If this was a campaign contribution, or illegal use of campaign funds, and the Hush Agreement was orchestrated to disguise such nefarious purposes, then a charge of money laundering may apply.
- Obstruction of Justice/Witness Intimidation and/or Tampering.
Per New York Law adultery is a crime. The Hush Agreement can be viewed as an effort to obstruct justice and intimidate a witness. The payment could be viewed as bribing a witness to said crime.
In addition, at the time the Hush Agreement was entered into, other women (responding to the notorious Access Hollywood tape), had filed lawsuits against Trump alleging sexual assault and harassment. The testimony of Stormy Daniels might be helpful to their cases and the Hush Agreement could be viewed as an effort to suppress that testimony.
- Bank Fraud.
Large transfers of money, like the one to Stormy Daniels, require that the transferring party explain to banks the purpose behind the transfers. If Cohen misrepresented the reason this could be bank fraud.
- Tax Law.
How was this was reported on everyone’s taxes. Did Cohen report it as an expense? What kind? Declaring a tax deduction for an illegal enterprise is illegal.
How This Can Implicate The President.
One word, conspiracy. If Trump conspired with Cohen to dodge campaign finance law, and/or money launder, and/or obstruct justice or witness tamper, and/or commit tax fraud, then the President is implicated. This is totally separate from the Russia investigation. There are now two independent investigations that may criminally implicate the President.

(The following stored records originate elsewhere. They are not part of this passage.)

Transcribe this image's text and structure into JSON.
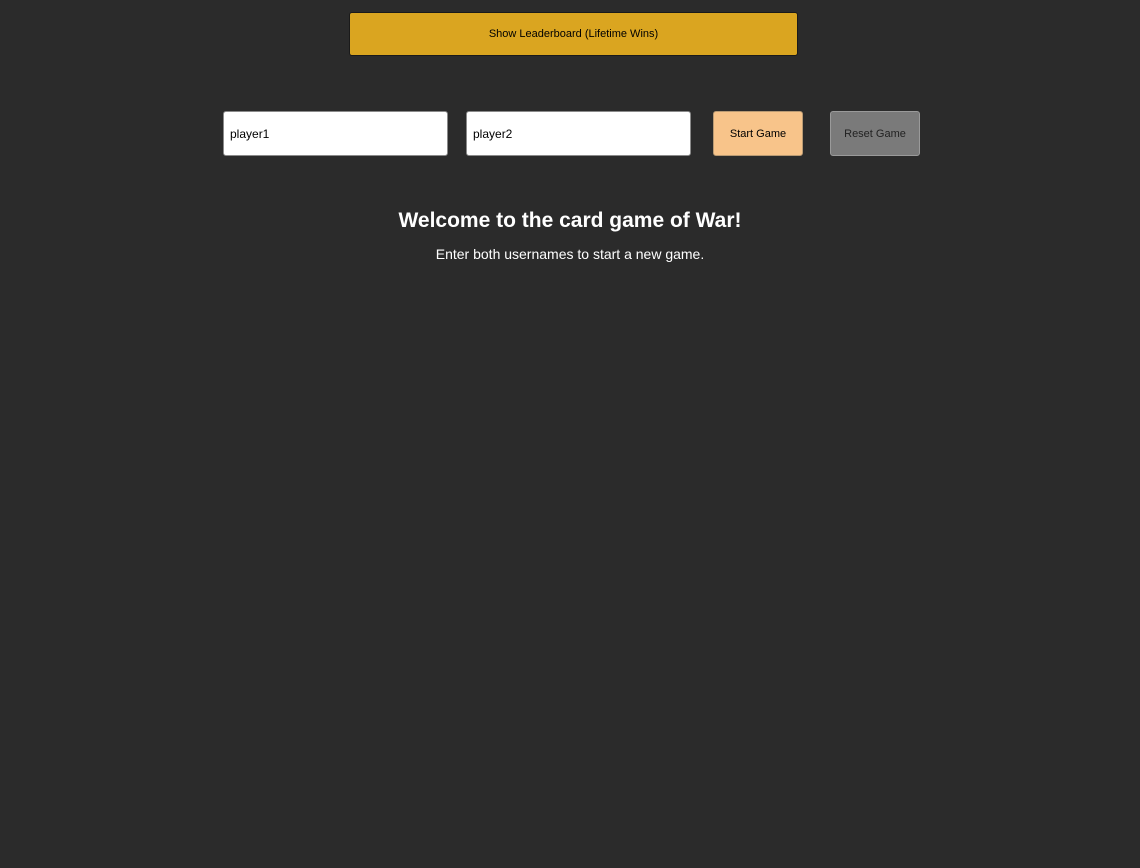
{
  "leaderboard": {
    "button_label": "Show Leaderboard (Lifetime Wins)"
  },
  "controls": {
    "player1_value": "player1",
    "player2_value": "player2",
    "start_label": "Start Game",
    "reset_label": "Reset Game"
  },
  "message": {
    "heading": "Welcome to the card game of War!",
    "subtext": "Enter both usernames to start a new game."
  },
  "colors": {
    "background": "#2b2b2b",
    "leaderboard_button": "#daa520",
    "start_button": "#f8c48a",
    "reset_button": "#7a7a7a",
    "text": "#ffffff"
  }
}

Yes, we don’t currently know any of that. However, the claim that Trump did not know of the Hush Agreement is implausible for many reasons.

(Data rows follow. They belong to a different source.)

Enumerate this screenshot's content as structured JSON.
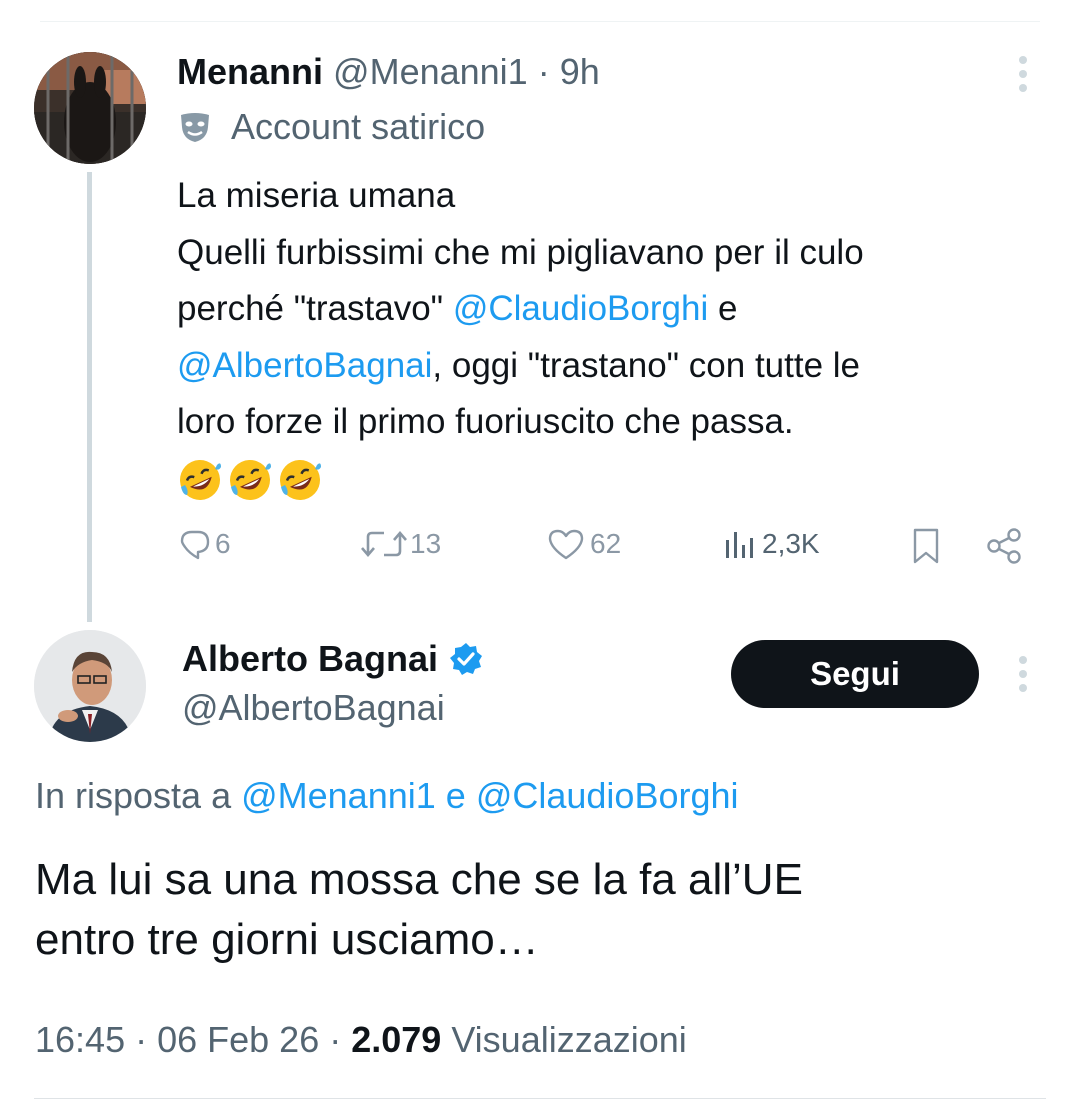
{
  "tweet1": {
    "author_name": "Menanni",
    "handle": "@Menanni1",
    "separator": "·",
    "time": "9h",
    "label": "Account satirico",
    "label_icon": "theater-mask-icon",
    "text": {
      "line1": "La miseria umana",
      "line2": "Quelli furbissimi che mi pigliavano per il culo",
      "line3_a": "perché \"trastavo\" ",
      "line3_mention": "@ClaudioBorghi",
      "line3_b": " e",
      "line4_mention": "@AlbertoBagnai",
      "line4_b": ", oggi \"trastano\" con tutte le",
      "line5": "loro forze il primo fuoriuscito che passa.",
      "emojis": [
        "rolling-on-floor-laughing",
        "rolling-on-floor-laughing",
        "rolling-on-floor-laughing"
      ]
    },
    "actions": {
      "replies": "6",
      "retweets": "13",
      "likes": "62",
      "views": "2,3K"
    }
  },
  "tweet2": {
    "author_name": "Alberto Bagnai",
    "verified": true,
    "handle": "@AlbertoBagnai",
    "follow_label": "Segui",
    "reply_prefix": "In risposta a ",
    "reply_mention_1": "@Menanni1",
    "reply_joiner": " e ",
    "reply_mention_2": "@ClaudioBorghi",
    "text_line1": "Ma lui sa una mossa che se la fa all’UE",
    "text_line2": "entro tre giorni usciamo…",
    "time": "16:45",
    "separator": " · ",
    "date": "06 Feb 26",
    "views_count": "2.079",
    "views_label": " Visualizzazioni"
  },
  "colors": {
    "link": "#1d9bf0",
    "secondary_text": "#536471",
    "action_gray": "#8b98a5",
    "verified_blue": "#1d9bf0",
    "button_bg": "#0f1419"
  }
}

In terms of the attorney/client privilege, it does not exist if the attorney and his client are engaged together in a crime. It’s called the attorney/client crime exception. Criminal enterprises are not privileged.

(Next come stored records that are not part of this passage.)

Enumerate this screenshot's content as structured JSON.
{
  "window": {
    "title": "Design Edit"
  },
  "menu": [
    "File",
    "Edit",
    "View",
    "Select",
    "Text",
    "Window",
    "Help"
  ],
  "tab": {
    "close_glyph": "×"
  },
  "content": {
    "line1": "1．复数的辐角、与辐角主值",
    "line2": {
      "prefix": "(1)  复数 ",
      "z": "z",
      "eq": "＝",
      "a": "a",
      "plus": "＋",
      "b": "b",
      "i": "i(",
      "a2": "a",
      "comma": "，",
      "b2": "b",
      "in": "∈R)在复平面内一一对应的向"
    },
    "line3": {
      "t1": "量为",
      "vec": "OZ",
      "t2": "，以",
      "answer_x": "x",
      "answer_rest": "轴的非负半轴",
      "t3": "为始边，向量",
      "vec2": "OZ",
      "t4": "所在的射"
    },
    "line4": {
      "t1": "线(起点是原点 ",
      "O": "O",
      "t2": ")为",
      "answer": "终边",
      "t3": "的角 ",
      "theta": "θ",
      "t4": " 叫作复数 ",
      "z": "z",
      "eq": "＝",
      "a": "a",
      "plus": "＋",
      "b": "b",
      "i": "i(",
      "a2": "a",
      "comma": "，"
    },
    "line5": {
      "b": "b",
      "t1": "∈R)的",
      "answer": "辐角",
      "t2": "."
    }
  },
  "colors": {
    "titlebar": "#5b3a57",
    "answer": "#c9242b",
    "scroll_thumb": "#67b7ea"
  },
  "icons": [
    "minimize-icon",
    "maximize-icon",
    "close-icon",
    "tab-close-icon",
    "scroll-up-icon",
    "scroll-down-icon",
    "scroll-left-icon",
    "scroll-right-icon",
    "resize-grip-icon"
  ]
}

Other Issues: Does This Finally Prompt Trump To Fire Mueller?
Trump has already declared the search warrants part of Mueller’s “witch hunt.” Trump called the search warrants a “disgraceful situation” and “attack on our country.” He again attacked his own Attorney General, Jeff Sessions, for recusing himself from an investigation that Sessions himself was a potential target of.
Trump’s attacks on Mueller are off target. As discussed above, Mueller divorced himself, and his investigation, from these search warrants. The United States Attorney who sought and secured the warrant is a Republican who was appointed by Trump and who donated to Trump’s campaign. This is a completely separate investigation, outside of the Special Counsel, and in normal Department of Justice channels. A judge, independent from the judges involved in warrants for Mueller’s investigation, signed off on the extraordinary warrants for Cohens’ attorney offices.
While Trump’s attacks on Mueller are factually infirm, he has nonetheless taken that approach. Will this produce a Trump version of Nixon’s “Saturday Night Massacre”? Trump’s tweets the following morning do nothing to reduce such concerns.
Another possibility is that Trump could preempt any prosecution of Cohen by pardoning him.
Other Issues: Impact On The Stormy Daniels Lawsuit.
- Plus For Daniels, Hush Agreement Was For An Illegal Purpose.
Contracts that violate public policy are void. You now have a judge signing probable cause warrants suggesting exactly that. Michael Avenatti, Daniels’ attorney, is already celebrating that point.
- Plus For Daniels, The Government Is Conducting Your Discovery.
The only thing better than your own discovery, comparatively lame civil subpoenas called “Requests for Production,” is government FBI agents (with guns and everything) going in and just seizing stuff. As an attorney in a civil case you can’t do that. Getting it from the government may be an issue for Avenatti, but to the extent the government is going to use it, it has to be released.
- Minus For Daniels, No Deposition Of Cohen.
Earlier the same day of the search warrants Avenatti renewed his motion to depose Cohen and Trump. Michael Cohen is now clearly a target of a criminal investigation. If deposed he will invoke the 5th Amendment and not answer any questions. If the President claims the same privilege, things could get interesting in Washington D.C.